'Relish: My Life in the Kitchen' by Lucy Knisley

 ▶  Fall 2014 / Spring 2015
Title: Relish: My Life in the Kitchen
Author: Lucy Knisley

More about Relish: My Life in the Kitchen
Knisley, daughter of a chef mother and gourmand father, had the kind of upbringing that would make any foodie salivate, and she’s happy to share. In this collection of memories studded with recipes, she explores how food shaped her family life, friendships, travel experiences, and early career as a cartoonist. Loosely connected chapters chart a child- and young adulthood surrounded by cooks and bakers, bouncing between Manhattan kitchens and upstate farmhouses, and through art school and the booming culinary scene in Chicago.
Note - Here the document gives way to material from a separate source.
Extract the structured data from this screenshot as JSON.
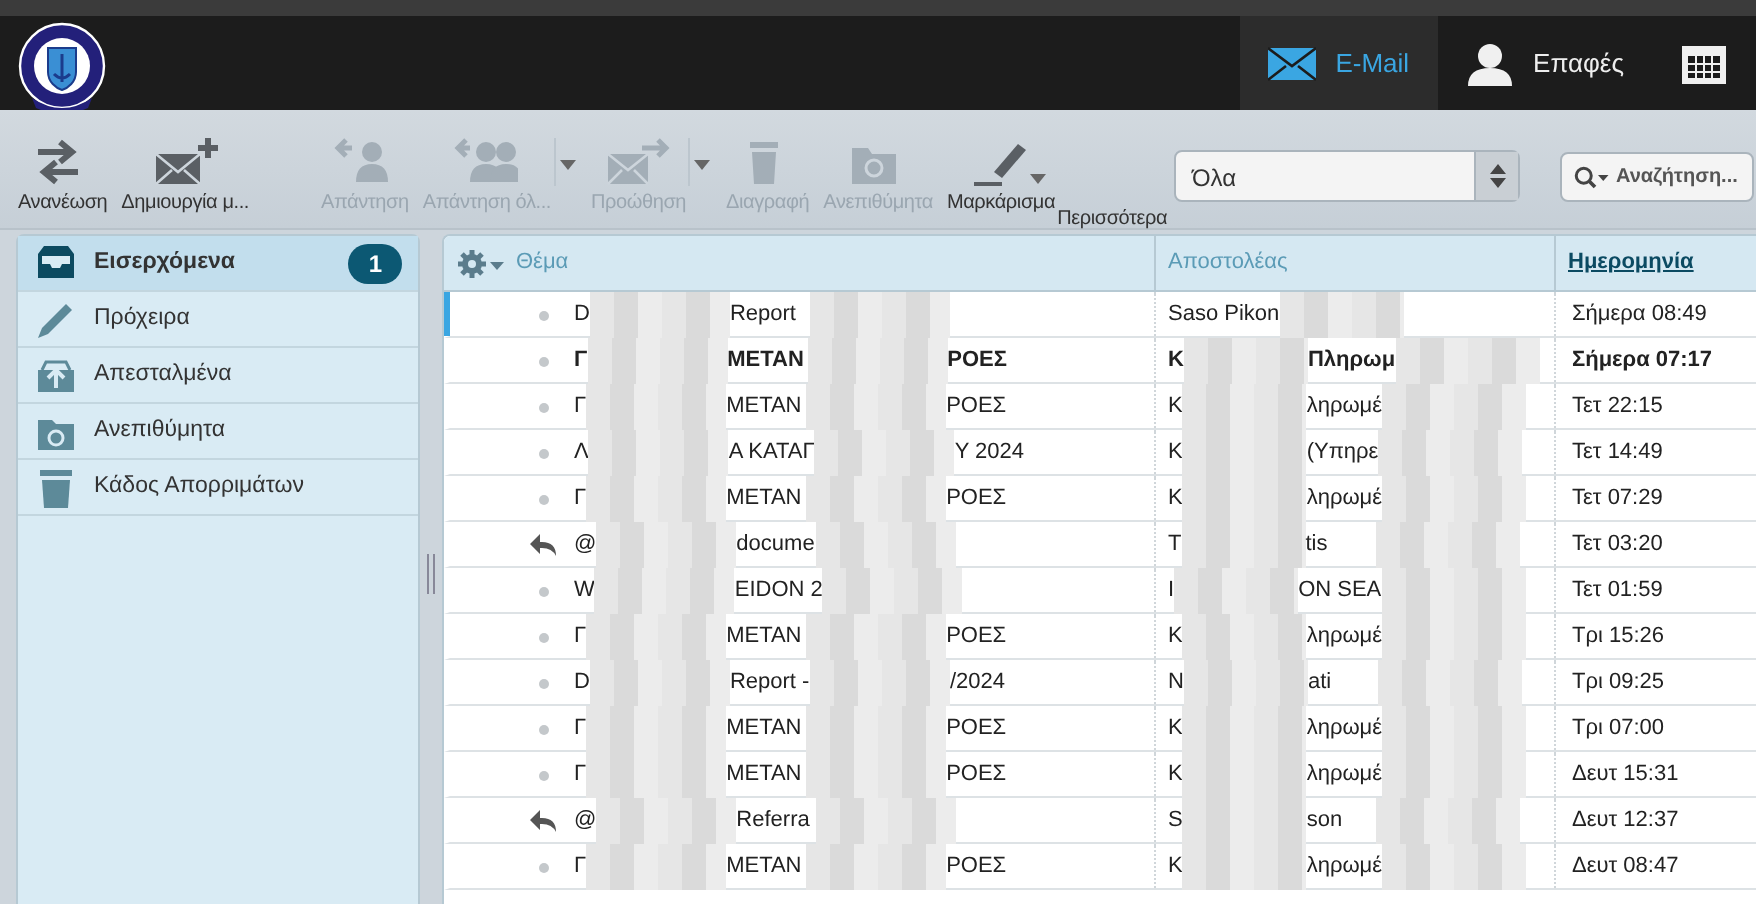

Knisley’s artwork has a classic, Richard Scarry vibe, and her illustrated recipes—from a family-special leg of lamb and huevos rancheros to the trick for perfectly sautéed mushrooms—are particularly delightful and inventive. Knisley tempers any navel-gazing impulses with humor, humility, and honesty, noting, for example, that even someone who loves fine food can still put away a truckload of McDonald’s fries from time to time. Just about everything in this rambling memoir is handled with good cheer, which hints at the positive energy and personal fulfillment Knisley has wrought from her young life in food. —Ian Chipman